══ Information ══

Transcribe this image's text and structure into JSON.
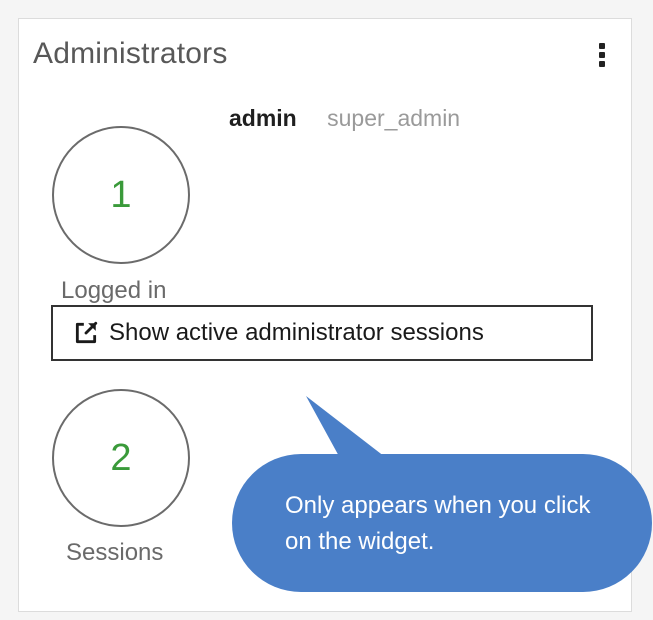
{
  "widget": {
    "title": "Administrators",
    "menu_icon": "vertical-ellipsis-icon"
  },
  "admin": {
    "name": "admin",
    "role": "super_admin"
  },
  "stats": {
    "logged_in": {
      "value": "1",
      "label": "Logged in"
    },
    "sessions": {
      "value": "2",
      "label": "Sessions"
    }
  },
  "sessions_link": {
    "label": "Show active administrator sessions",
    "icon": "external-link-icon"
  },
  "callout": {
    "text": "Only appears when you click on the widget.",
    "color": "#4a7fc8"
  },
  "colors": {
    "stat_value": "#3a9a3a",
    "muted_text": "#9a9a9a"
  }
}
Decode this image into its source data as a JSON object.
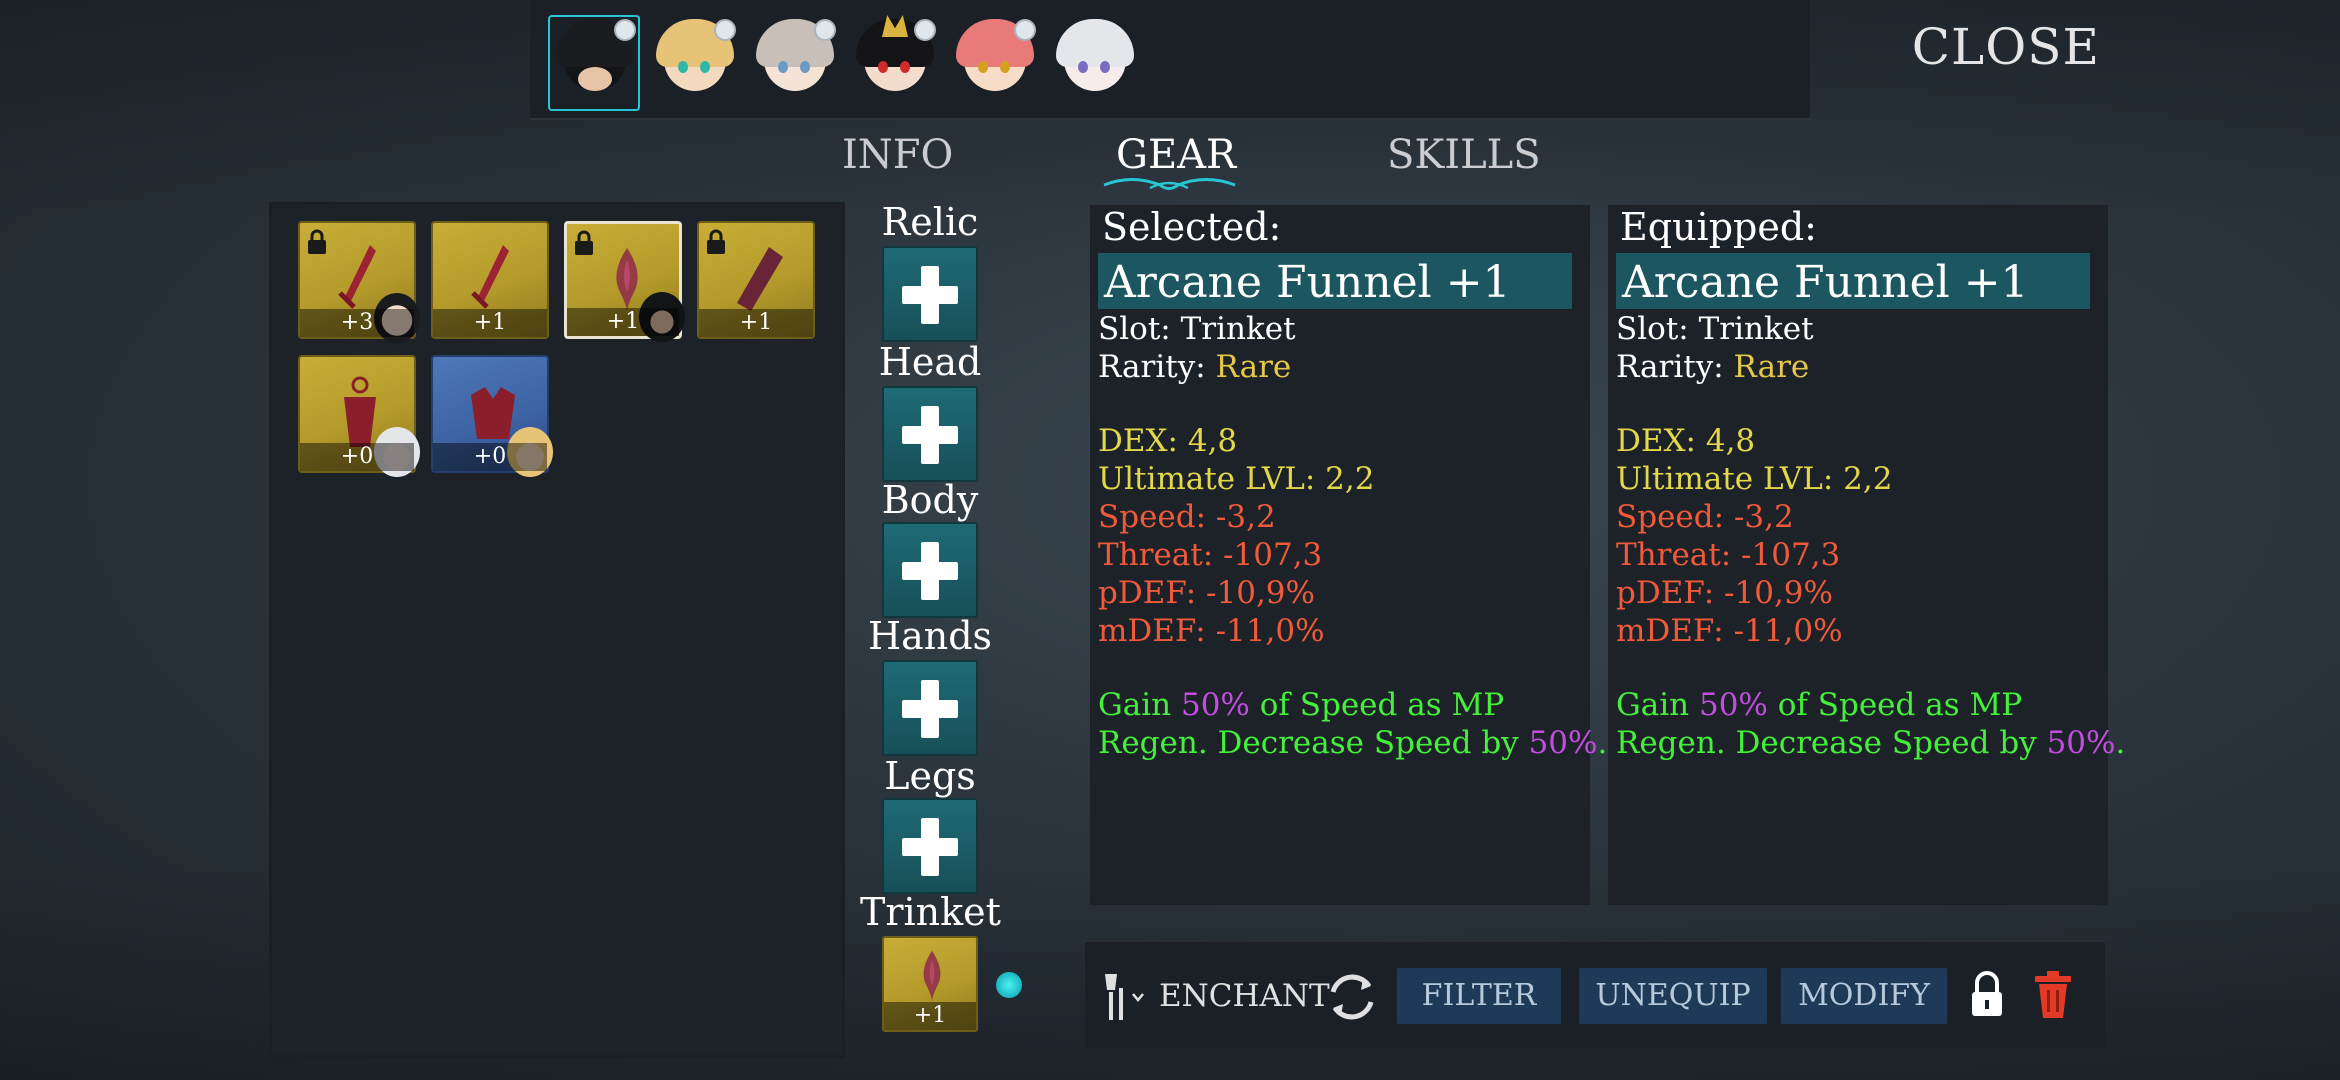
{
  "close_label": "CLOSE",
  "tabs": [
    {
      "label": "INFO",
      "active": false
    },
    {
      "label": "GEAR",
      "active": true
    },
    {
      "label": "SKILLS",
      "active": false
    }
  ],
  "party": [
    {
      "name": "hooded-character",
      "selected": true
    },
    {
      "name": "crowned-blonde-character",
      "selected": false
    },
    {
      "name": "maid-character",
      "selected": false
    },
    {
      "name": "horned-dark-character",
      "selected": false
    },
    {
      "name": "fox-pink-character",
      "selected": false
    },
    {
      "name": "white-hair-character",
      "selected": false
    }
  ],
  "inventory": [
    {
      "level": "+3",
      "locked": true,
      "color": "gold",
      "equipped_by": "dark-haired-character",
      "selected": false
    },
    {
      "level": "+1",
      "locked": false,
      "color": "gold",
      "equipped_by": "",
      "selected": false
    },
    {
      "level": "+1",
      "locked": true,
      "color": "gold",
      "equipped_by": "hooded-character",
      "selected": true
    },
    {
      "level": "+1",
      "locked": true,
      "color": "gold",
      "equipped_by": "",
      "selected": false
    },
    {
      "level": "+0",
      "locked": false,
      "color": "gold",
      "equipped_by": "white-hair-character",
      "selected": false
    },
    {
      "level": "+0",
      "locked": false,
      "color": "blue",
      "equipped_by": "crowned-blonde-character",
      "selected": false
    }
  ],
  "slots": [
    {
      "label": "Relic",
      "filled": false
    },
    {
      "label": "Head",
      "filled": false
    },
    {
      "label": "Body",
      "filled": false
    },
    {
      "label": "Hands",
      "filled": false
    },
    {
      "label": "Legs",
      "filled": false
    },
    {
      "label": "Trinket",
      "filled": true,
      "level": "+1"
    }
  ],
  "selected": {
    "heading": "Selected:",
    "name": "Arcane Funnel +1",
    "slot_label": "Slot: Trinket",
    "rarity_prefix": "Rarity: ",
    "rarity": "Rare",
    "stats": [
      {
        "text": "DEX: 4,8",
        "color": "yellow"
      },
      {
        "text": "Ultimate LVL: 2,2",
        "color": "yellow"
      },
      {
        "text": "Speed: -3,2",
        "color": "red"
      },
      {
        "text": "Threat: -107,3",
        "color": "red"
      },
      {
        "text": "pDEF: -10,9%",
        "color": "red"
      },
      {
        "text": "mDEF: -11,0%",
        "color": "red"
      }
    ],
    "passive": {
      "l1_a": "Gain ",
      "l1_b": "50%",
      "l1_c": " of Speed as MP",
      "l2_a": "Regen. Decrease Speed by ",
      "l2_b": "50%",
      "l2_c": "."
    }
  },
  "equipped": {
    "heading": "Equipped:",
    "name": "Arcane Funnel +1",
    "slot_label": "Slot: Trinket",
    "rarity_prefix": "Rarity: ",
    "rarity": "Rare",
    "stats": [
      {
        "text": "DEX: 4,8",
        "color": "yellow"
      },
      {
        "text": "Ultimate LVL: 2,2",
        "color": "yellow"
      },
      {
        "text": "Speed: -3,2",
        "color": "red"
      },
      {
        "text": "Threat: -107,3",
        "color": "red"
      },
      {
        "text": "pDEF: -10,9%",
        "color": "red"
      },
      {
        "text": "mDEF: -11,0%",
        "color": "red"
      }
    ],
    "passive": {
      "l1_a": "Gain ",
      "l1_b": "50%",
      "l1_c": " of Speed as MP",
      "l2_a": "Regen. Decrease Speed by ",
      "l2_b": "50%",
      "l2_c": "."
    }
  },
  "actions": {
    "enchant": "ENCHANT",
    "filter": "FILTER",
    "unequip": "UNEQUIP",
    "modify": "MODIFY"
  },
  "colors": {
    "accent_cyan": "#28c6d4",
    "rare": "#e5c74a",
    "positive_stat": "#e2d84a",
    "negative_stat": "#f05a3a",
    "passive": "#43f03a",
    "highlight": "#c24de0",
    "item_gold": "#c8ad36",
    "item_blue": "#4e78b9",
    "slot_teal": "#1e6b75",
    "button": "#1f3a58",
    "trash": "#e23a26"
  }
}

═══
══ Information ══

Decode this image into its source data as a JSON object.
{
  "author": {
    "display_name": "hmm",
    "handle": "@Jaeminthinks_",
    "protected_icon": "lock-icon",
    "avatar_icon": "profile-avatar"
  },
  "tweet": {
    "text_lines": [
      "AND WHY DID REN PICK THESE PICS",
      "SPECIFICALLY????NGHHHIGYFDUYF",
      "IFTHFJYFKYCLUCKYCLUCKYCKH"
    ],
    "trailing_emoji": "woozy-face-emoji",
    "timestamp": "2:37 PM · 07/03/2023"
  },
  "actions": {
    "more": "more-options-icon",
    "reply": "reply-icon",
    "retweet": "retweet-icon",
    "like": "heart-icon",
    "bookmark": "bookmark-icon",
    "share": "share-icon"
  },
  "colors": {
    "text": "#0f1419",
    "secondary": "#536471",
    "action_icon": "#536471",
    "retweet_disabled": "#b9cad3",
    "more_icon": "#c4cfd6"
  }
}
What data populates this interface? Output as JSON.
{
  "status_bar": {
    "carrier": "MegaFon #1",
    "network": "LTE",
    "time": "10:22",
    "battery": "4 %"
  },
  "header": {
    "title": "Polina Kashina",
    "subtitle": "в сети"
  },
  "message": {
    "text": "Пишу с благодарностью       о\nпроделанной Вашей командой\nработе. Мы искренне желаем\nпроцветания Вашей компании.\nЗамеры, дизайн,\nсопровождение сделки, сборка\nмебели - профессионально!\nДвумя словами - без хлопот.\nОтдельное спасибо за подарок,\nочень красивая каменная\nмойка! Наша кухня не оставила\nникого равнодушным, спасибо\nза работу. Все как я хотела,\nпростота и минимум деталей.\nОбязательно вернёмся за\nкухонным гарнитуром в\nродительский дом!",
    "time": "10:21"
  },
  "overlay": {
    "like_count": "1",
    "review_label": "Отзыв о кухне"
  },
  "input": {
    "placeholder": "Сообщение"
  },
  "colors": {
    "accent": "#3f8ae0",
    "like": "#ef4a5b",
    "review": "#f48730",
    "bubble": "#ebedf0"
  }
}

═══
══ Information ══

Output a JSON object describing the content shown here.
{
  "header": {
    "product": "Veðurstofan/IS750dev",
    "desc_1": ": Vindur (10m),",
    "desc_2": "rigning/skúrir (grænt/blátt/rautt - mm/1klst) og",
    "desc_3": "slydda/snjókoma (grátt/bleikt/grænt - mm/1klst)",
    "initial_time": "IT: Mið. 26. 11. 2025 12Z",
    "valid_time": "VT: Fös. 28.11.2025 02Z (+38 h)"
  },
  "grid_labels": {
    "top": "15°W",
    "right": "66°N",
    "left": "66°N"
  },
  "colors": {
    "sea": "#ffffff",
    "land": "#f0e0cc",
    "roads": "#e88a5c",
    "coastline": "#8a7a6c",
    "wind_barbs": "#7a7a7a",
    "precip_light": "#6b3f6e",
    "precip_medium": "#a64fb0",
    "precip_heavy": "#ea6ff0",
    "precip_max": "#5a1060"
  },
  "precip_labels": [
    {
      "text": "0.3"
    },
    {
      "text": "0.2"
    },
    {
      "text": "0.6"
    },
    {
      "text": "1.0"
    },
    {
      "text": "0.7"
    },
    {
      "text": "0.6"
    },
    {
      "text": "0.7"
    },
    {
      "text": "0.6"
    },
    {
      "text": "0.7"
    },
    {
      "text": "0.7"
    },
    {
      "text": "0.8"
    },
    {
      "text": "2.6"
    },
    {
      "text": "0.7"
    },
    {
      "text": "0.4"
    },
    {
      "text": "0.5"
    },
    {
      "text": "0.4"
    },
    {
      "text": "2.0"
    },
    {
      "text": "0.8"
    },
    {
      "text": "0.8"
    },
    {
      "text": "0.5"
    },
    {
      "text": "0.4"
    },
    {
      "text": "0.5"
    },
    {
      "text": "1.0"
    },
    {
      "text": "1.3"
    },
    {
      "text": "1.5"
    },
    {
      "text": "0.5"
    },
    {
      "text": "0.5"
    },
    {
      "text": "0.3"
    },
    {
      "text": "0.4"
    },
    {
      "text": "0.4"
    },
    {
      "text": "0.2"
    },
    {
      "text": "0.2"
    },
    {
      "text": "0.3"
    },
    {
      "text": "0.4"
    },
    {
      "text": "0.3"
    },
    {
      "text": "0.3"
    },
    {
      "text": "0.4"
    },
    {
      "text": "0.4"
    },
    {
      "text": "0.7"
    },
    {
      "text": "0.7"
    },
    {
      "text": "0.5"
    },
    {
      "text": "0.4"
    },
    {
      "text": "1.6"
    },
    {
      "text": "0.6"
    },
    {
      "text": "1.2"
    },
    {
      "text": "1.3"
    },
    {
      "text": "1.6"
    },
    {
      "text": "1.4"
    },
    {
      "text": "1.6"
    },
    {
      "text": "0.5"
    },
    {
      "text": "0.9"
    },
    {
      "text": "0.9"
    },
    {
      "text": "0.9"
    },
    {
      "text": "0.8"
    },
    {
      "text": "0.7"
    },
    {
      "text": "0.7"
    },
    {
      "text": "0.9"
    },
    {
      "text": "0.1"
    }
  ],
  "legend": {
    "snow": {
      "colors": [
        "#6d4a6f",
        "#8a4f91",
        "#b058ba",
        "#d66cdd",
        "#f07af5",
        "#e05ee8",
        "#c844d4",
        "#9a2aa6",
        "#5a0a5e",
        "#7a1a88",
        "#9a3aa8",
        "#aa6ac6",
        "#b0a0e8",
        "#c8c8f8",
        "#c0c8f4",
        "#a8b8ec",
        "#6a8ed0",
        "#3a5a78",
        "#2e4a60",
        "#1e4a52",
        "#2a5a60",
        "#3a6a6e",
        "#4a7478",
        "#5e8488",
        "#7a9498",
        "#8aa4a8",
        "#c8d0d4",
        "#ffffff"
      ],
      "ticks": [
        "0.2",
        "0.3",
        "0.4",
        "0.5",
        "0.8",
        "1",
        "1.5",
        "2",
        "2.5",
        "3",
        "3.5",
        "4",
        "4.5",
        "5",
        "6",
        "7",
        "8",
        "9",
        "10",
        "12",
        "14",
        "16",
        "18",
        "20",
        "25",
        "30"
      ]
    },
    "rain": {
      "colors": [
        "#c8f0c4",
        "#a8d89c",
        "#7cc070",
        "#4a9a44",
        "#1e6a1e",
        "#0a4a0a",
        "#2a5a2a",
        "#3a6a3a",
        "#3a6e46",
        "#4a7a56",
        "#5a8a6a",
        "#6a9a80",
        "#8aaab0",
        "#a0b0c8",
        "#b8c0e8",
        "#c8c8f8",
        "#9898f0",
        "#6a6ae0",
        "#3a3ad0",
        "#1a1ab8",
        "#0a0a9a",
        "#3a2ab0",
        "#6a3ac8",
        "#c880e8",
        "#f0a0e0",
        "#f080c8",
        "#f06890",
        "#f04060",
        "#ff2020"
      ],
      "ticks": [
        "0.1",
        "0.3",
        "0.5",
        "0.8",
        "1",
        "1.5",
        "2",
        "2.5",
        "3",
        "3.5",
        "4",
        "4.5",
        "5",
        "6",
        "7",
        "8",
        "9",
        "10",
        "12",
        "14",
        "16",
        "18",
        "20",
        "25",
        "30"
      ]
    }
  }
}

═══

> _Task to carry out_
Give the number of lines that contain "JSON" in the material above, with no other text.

> _Result of this task_
5